At the same time, our family unit has grown smaller; Grandma rarely lives alongside her grandchildren. According to the Inquiry into end of life choices, people in Victoria today are far more likely to die in hospital or institutions, often highly medicalised and most likely hidden from view.

And, as we’ve drifted away from the process of death, the subject itself has been swept under the carpet. Even if we do stumble across it in conversation, it’s cloaked in euphemisms such as “passed on” or “resting in peace”.

“As a society, we are hesitant to talk about death, which is considered a taboo subject.”

Cheating death.

As well as drifting away from it, we’ve waged a war against it.

Continuous medical advancements over recent decades have successfully delayed, and tried to ‘cheat’ the inevitable. Conditions that used to threaten lives can now be effectively treated, managed or cured. This includes everything from seasonal colds to the bubonic plague and polio.

machineBecause of these developments, according to the Grattan Institute, death is more predictable than ever, and stretches out over a longer period of time. Average life expectancy has gone up while maximum life span hasn’t changed. Eventually, researchers believe that death will be optional.  And when considering the power of modern medicine, death does seem to be almost optional. This has confused the role of death in our society, and instead of accepting the inevitable, we cross our fingers for the next medical breakthrough.

“It is human nature to fear death, however by acknowledging our own mortality through open discussions with health practitioners and family, we can plan for our death.”

Acknowledging mortality.

It’s easy to fall into the trap of not thinking about death, not talking about it and not planning for it.

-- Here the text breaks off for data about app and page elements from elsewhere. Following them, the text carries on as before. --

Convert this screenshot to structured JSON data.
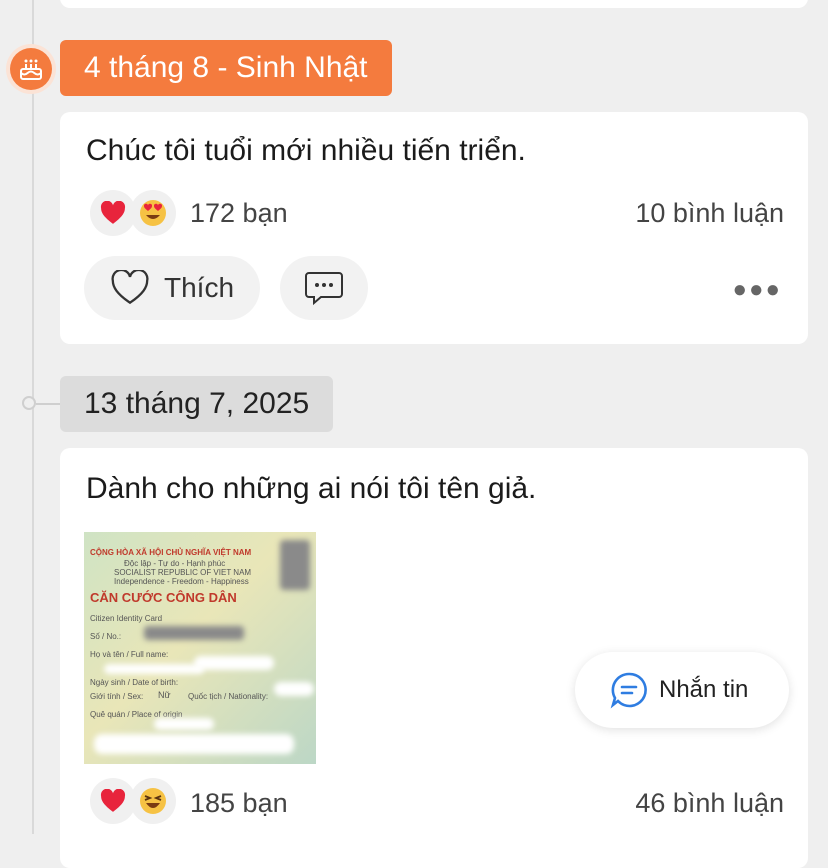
{
  "timeline": {
    "birthday_label": "4 tháng 8 - Sinh Nhật",
    "date_label": "13 tháng 7, 2025"
  },
  "posts": [
    {
      "text": "Chúc tôi tuổi mới nhiều tiến triển.",
      "reactions": [
        "heart",
        "heart-eyes"
      ],
      "reaction_count": "172 bạn",
      "comment_count": "10 bình luận",
      "like_label": "Thích"
    },
    {
      "text": "Dành cho những ai nói tôi tên giả.",
      "reactions": [
        "heart",
        "laughing"
      ],
      "reaction_count": "185 bạn",
      "comment_count": "46 bình luận"
    }
  ],
  "id_card": {
    "line1": "CỘNG HÒA XÃ HỘI CHỦ NGHĨA VIỆT NAM",
    "line2": "Độc lập - Tự do - Hạnh phúc",
    "line3": "SOCIALIST REPUBLIC OF VIET NAM",
    "line4": "Independence - Freedom - Happiness",
    "title": "CĂN CƯỚC CÔNG DÂN",
    "subtitle": "Citizen Identity Card",
    "no": "Số / No.:",
    "name": "Họ và tên / Full name:",
    "dob": "Ngày sinh / Date of birth:",
    "sex": "Giới tính / Sex:",
    "sex_value": "Nữ",
    "nationality": "Quốc tịch / Nationality:",
    "origin": "Quê quán / Place of origin"
  },
  "fab": {
    "label": "Nhắn tin"
  },
  "colors": {
    "accent": "#f47b3e",
    "background": "#efefef",
    "fab_icon": "#2f7de1"
  }
}
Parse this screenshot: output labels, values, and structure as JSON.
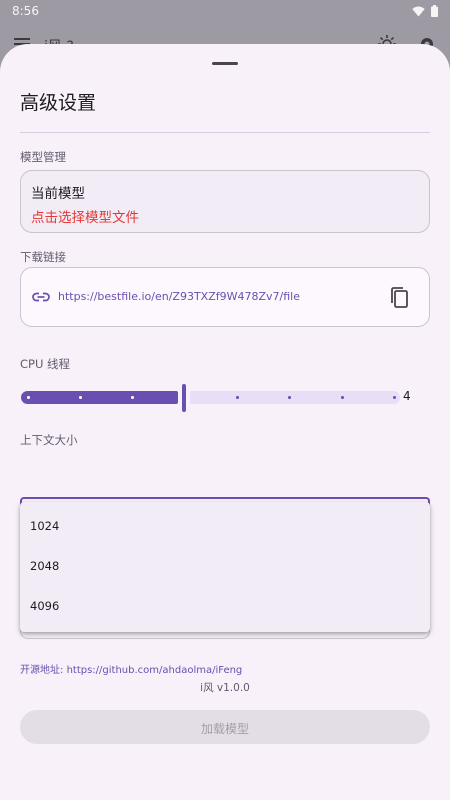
{
  "status_bar": {
    "time": "8:56"
  },
  "under_app": {
    "title": "i风 ?"
  },
  "sheet": {
    "title": "高级设置",
    "model_section": {
      "label": "模型管理",
      "card_title": "当前模型",
      "card_action": "点击选择模型文件"
    },
    "download_section": {
      "label": "下载链接",
      "url": "https://bestfile.io/en/Z93TXZf9W478Zv7/file"
    },
    "cpu_section": {
      "label": "CPU 线程",
      "value": "4",
      "slider_fraction": 0.43
    },
    "context_section": {
      "label": "上下文大小",
      "selected": "2048",
      "options": [
        "1024",
        "2048",
        "4096"
      ]
    },
    "footer": {
      "source_label": "开源地址:",
      "source_url": "https://github.com/ahdaolma/iFeng",
      "version": "i风 v1.0.0"
    },
    "load_button": "加载模型"
  },
  "colors": {
    "accent": "#6a4fb0",
    "error": "#e53935",
    "sheet_background": "#f8f1f9"
  }
}
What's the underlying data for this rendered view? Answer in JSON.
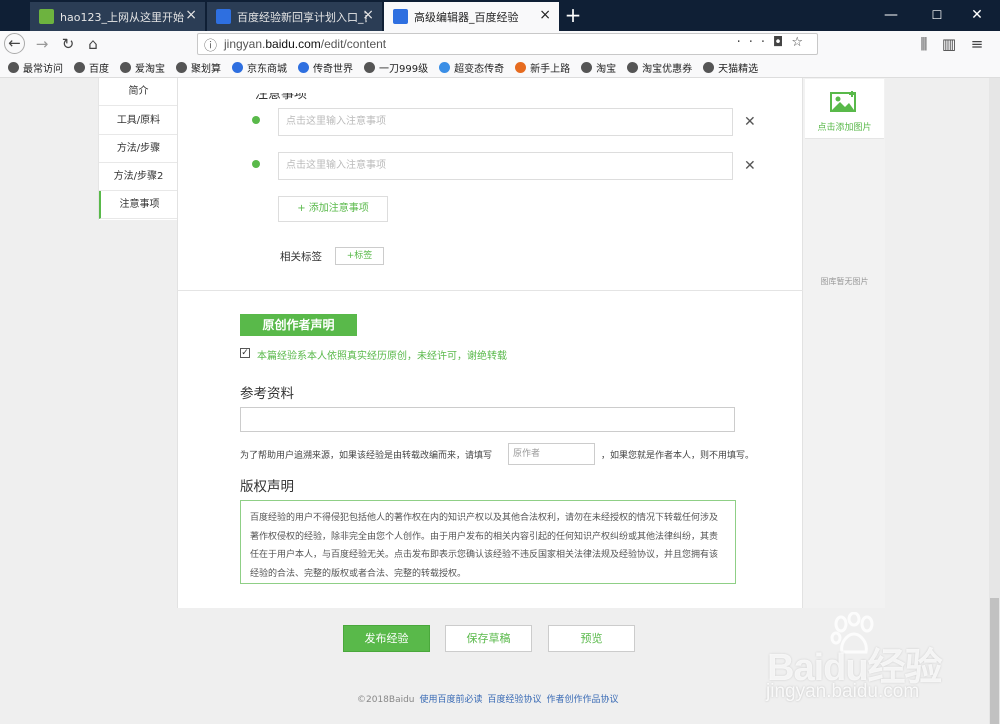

But as we talk about death, we actually begin to talk about life.

We talk about quality of life, about how we live or want to live with illness, about choices – choices such as where we want our end of life care to happen, who we want to be involved and how we bring that all together. About how our family will be supported, how we want our life to be celebrated, how we want everything to be left behind.

Although Victorian health services have processes for advanced palliative and end of life care planning, awareness and completion rates are low. And despite 70 per cent of Australians wishing to die at home, only about 14 per cent actually do so.

Not talking about death means we often turn our choices into someone else’s decisions. We conflate the conversation with muddy questions of euthanasia, and avoid it altogether. But instead of ignoring death, we ought to be owning it.

“Failure to talk about and plan for death is one of the most significant obstacles to improving the quality of dying.”

Real talk.

A friend of my family passed away a few weeks ago.

She died at home, surrounded by loved ones, having created a video farewell to everyone who enriched her life, having chosen her pallbearers and having told her husband to beware of gold-diggers. In true form, she had the final word.

It was sad – she died too young – but it was also beautiful; humbling. She talked about it and she owned it.

Dying well is important to all of us. So why don’t we all talk about it more?


Talk to us about changing the conversation on end of life care.